EXERCISE
Reproduce all records word for word.

━━ DATA EXTRACTS

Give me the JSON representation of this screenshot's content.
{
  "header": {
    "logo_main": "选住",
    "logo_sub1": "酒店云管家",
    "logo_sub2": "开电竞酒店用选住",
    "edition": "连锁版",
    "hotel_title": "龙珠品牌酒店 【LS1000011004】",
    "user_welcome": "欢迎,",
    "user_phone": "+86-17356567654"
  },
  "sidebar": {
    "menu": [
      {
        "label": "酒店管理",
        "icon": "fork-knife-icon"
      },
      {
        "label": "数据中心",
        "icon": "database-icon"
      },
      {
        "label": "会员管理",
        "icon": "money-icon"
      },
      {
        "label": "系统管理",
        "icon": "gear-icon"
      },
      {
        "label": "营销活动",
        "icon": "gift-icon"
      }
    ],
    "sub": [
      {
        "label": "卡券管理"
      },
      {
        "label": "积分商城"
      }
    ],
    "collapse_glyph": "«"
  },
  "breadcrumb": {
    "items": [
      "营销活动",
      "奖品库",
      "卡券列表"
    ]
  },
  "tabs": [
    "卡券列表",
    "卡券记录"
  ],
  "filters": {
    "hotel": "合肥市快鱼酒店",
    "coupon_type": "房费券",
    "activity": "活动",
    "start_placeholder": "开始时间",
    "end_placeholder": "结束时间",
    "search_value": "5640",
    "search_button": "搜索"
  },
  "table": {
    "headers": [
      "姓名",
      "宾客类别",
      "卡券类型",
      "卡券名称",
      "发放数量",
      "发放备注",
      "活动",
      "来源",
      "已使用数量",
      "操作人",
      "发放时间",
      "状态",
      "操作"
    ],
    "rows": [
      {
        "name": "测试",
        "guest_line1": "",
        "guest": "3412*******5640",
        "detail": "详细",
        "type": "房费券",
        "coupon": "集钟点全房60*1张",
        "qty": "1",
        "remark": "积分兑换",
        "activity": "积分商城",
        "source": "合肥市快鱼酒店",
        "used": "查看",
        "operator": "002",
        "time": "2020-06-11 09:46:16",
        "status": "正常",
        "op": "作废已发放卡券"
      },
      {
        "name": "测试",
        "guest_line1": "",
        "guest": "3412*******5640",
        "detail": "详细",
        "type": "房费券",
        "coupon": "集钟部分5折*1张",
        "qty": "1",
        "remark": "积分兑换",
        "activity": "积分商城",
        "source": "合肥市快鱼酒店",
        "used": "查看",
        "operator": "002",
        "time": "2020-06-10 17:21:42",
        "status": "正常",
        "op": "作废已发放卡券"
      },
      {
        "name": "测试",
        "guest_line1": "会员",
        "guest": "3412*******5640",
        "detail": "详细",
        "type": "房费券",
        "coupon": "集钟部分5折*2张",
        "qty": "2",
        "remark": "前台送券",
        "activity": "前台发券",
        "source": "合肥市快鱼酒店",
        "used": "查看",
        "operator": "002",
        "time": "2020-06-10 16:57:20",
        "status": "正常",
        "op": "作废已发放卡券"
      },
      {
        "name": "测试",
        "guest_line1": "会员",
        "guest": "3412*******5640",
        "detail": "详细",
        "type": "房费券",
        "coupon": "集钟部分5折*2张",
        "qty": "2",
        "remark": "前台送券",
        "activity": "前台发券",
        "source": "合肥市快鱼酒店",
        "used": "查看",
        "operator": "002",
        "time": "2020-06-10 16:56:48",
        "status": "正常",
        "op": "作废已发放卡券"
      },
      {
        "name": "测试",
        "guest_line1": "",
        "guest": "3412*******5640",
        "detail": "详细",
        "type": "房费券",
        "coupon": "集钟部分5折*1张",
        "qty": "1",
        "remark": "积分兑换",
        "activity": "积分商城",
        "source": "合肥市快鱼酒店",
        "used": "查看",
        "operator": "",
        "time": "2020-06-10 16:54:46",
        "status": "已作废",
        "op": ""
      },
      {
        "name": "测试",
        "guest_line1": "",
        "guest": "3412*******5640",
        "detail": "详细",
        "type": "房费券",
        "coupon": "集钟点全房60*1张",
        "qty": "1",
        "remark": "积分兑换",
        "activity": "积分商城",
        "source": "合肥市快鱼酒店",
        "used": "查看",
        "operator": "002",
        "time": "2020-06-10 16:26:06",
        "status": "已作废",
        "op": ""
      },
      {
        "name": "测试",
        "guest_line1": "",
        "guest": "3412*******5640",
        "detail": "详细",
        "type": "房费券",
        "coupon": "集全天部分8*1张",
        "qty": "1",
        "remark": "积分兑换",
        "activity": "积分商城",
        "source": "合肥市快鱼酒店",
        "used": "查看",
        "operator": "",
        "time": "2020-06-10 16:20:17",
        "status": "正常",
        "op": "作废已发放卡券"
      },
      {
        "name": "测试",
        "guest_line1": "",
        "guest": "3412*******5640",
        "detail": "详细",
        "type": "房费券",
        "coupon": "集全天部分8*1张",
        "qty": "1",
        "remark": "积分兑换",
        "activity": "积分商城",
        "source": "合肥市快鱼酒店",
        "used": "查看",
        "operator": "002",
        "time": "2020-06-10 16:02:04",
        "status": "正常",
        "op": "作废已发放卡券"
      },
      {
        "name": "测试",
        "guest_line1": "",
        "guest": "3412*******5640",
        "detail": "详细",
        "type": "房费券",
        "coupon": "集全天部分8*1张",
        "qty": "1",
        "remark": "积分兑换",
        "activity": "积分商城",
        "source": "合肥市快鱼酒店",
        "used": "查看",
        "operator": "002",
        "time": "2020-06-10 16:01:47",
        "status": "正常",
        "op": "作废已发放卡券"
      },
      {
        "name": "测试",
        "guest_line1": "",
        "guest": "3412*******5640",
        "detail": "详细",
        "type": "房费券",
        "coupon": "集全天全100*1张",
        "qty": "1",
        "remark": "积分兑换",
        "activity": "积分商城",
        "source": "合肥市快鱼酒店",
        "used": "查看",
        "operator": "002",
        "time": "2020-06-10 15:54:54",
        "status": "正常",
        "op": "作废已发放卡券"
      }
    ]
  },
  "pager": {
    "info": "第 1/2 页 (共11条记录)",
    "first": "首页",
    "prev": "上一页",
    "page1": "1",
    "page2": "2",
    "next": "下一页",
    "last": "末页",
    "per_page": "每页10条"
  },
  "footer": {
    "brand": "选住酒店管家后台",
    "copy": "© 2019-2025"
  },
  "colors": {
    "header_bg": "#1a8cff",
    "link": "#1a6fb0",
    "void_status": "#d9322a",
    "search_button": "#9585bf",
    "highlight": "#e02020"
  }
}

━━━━

EXERCISE ANSWER
Give me the JSON representation of this screenshot's content.
{
  "header": {
    "logo_main": "选住",
    "logo_sub1": "酒店云管家",
    "logo_sub2": "开电竞酒店用选住",
    "edition": "连锁版",
    "hotel_title": "龙珠品牌酒店 【LS1000011004】",
    "user_welcome": "欢迎,",
    "user_phone": "+86-17356567654"
  },
  "sidebar": {
    "menu": [
      {
        "label": "酒店管理",
        "icon": "fork-knife-icon"
      },
      {
        "label": "数据中心",
        "icon": "database-icon"
      },
      {
        "label": "会员管理",
        "icon": "money-icon"
      },
      {
        "label": "系统管理",
        "icon": "gear-icon"
      },
      {
        "label": "营销活动",
        "icon": "gift-icon"
      }
    ],
    "sub": [
      {
        "label": "卡券管理"
      },
      {
        "label": "积分商城"
      }
    ],
    "collapse_glyph": "«"
  },
  "breadcrumb": {
    "items": [
      "营销活动",
      "奖品库",
      "卡券列表"
    ]
  },
  "tabs": [
    "卡券列表",
    "卡券记录"
  ],
  "filters": {
    "hotel": "合肥市快鱼酒店",
    "coupon_type": "房费券",
    "activity": "活动",
    "start_placeholder": "开始时间",
    "end_placeholder": "结束时间",
    "search_value": "5640",
    "search_button": "搜索"
  },
  "table": {
    "headers": [
      "姓名",
      "宾客类别",
      "卡券类型",
      "卡券名称",
      "发放数量",
      "发放备注",
      "活动",
      "来源",
      "已使用数量",
      "操作人",
      "发放时间",
      "状态",
      "操作"
    ],
    "rows": [
      {
        "name": "测试",
        "guest_line1": "",
        "guest": "3412*******5640",
        "detail": "详细",
        "type": "房费券",
        "coupon": "集钟点全房60*1张",
        "qty": "1",
        "remark": "积分兑换",
        "activity": "积分商城",
        "source": "合肥市快鱼酒店",
        "used": "查看",
        "operator": "002",
        "time": "2020-06-11 09:46:16",
        "status": "正常",
        "op": "作废已发放卡券"
      },
      {
        "name": "测试",
        "guest_line1": "",
        "guest": "3412*******5640",
        "detail": "详细",
        "type": "房费券",
        "coupon": "集钟部分5折*1张",
        "qty": "1",
        "remark": "积分兑换",
        "activity": "积分商城",
        "source": "合肥市快鱼酒店",
        "used": "查看",
        "operator": "002",
        "time": "2020-06-10 17:21:42",
        "status": "正常",
        "op": "作废已发放卡券"
      },
      {
        "name": "测试",
        "guest_line1": "会员",
        "guest": "3412*******5640",
        "detail": "详细",
        "type": "房费券",
        "coupon": "集钟部分5折*2张",
        "qty": "2",
        "remark": "前台送券",
        "activity": "前台发券",
        "source": "合肥市快鱼酒店",
        "used": "查看",
        "operator": "002",
        "time": "2020-06-10 16:57:20",
        "status": "正常",
        "op": "作废已发放卡券"
      },
      {
        "name": "测试",
        "guest_line1": "会员",
        "guest": "3412*******5640",
        "detail": "详细",
        "type": "房费券",
        "coupon": "集钟部分5折*2张",
        "qty": "2",
        "remark": "前台送券",
        "activity": "前台发券",
        "source": "合肥市快鱼酒店",
        "used": "查看",
        "operator": "002",
        "time": "2020-06-10 16:56:48",
        "status": "正常",
        "op": "作废已发放卡券"
      },
      {
        "name": "测试",
        "guest_line1": "",
        "guest": "3412*******5640",
        "detail": "详细",
        "type": "房费券",
        "coupon": "集钟部分5折*1张",
        "qty": "1",
        "remark": "积分兑换",
        "activity": "积分商城",
        "source": "合肥市快鱼酒店",
        "used": "查看",
        "operator": "",
        "time": "2020-06-10 16:54:46",
        "status": "已作废",
        "op": ""
      },
      {
        "name": "测试",
        "guest_line1": "",
        "guest": "3412*******5640",
        "detail": "详细",
        "type": "房费券",
        "coupon": "集钟点全房60*1张",
        "qty": "1",
        "remark": "积分兑换",
        "activity": "积分商城",
        "source": "合肥市快鱼酒店",
        "used": "查看",
        "operator": "002",
        "time": "2020-06-10 16:26:06",
        "status": "已作废",
        "op": ""
      },
      {
        "name": "测试",
        "guest_line1": "",
        "guest": "3412*******5640",
        "detail": "详细",
        "type": "房费券",
        "coupon": "集全天部分8*1张",
        "qty": "1",
        "remark": "积分兑换",
        "activity": "积分商城",
        "source": "合肥市快鱼酒店",
        "used": "查看",
        "operator": "",
        "time": "2020-06-10 16:20:17",
        "status": "正常",
        "op": "作废已发放卡券"
      },
      {
        "name": "测试",
        "guest_line1": "",
        "guest": "3412*******5640",
        "detail": "详细",
        "type": "房费券",
        "coupon": "集全天部分8*1张",
        "qty": "1",
        "remark": "积分兑换",
        "activity": "积分商城",
        "source": "合肥市快鱼酒店",
        "used": "查看",
        "operator": "002",
        "time": "2020-06-10 16:02:04",
        "status": "正常",
        "op": "作废已发放卡券"
      },
      {
        "name": "测试",
        "guest_line1": "",
        "guest": "3412*******5640",
        "detail": "详细",
        "type": "房费券",
        "coupon": "集全天部分8*1张",
        "qty": "1",
        "remark": "积分兑换",
        "activity": "积分商城",
        "source": "合肥市快鱼酒店",
        "used": "查看",
        "operator": "002",
        "time": "2020-06-10 16:01:47",
        "status": "正常",
        "op": "作废已发放卡券"
      },
      {
        "name": "测试",
        "guest_line1": "",
        "guest": "3412*******5640",
        "detail": "详细",
        "type": "房费券",
        "coupon": "集全天全100*1张",
        "qty": "1",
        "remark": "积分兑换",
        "activity": "积分商城",
        "source": "合肥市快鱼酒店",
        "used": "查看",
        "operator": "002",
        "time": "2020-06-10 15:54:54",
        "status": "正常",
        "op": "作废已发放卡券"
      }
    ]
  },
  "pager": {
    "info": "第 1/2 页 (共11条记录)",
    "first": "首页",
    "prev": "上一页",
    "page1": "1",
    "page2": "2",
    "next": "下一页",
    "last": "末页",
    "per_page": "每页10条"
  },
  "footer": {
    "brand": "选住酒店管家后台",
    "copy": "© 2019-2025"
  },
  "colors": {
    "header_bg": "#1a8cff",
    "link": "#1a6fb0",
    "void_status": "#d9322a",
    "search_button": "#9585bf",
    "highlight": "#e02020"
  }
}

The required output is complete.